§ **Your assignment**: Scan the data. Collect each line that contains the word "JSON".

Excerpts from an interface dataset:
────────────────────────────────────────

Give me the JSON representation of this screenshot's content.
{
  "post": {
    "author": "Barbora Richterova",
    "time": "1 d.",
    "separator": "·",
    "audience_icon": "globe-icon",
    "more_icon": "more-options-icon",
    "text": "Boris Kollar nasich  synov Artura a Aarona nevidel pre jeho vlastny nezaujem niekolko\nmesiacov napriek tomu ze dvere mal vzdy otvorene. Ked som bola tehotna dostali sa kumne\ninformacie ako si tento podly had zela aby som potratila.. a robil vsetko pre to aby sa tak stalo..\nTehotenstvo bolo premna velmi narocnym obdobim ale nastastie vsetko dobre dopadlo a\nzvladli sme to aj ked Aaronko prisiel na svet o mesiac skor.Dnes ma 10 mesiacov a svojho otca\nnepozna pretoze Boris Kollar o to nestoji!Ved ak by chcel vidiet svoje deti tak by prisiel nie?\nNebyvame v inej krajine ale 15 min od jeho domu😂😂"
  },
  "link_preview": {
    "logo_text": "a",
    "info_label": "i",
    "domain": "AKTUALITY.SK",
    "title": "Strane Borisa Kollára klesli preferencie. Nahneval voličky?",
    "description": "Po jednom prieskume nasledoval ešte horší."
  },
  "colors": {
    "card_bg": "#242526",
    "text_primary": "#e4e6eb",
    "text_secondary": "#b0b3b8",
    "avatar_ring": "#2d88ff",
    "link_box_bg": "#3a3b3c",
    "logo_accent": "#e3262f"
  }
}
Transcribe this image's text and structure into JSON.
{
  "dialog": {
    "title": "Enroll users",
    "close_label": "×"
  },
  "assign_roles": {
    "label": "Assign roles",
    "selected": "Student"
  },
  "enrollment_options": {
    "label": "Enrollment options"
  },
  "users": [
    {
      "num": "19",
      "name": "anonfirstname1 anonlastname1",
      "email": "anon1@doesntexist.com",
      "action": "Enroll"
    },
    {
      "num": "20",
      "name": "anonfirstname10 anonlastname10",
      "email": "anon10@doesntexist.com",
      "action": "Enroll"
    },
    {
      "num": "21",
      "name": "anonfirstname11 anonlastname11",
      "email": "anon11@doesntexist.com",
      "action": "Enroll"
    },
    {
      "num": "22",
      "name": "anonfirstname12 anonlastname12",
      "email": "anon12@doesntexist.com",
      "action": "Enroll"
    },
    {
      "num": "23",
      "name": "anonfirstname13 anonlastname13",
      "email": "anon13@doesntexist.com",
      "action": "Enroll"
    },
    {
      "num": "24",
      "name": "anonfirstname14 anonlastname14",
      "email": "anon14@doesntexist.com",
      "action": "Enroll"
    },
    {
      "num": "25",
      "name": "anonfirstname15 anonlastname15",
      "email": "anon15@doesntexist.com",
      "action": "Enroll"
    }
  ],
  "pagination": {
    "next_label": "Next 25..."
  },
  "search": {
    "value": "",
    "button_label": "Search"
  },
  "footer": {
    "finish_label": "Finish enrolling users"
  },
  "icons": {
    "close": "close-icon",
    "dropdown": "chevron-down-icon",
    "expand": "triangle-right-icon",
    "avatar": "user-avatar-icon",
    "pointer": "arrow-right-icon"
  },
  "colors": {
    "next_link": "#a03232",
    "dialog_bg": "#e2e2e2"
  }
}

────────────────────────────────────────

§ **Output for this exercise**:
Give me the JSON representation of this screenshot's content.
Transcribe this image's text and structure into JSON.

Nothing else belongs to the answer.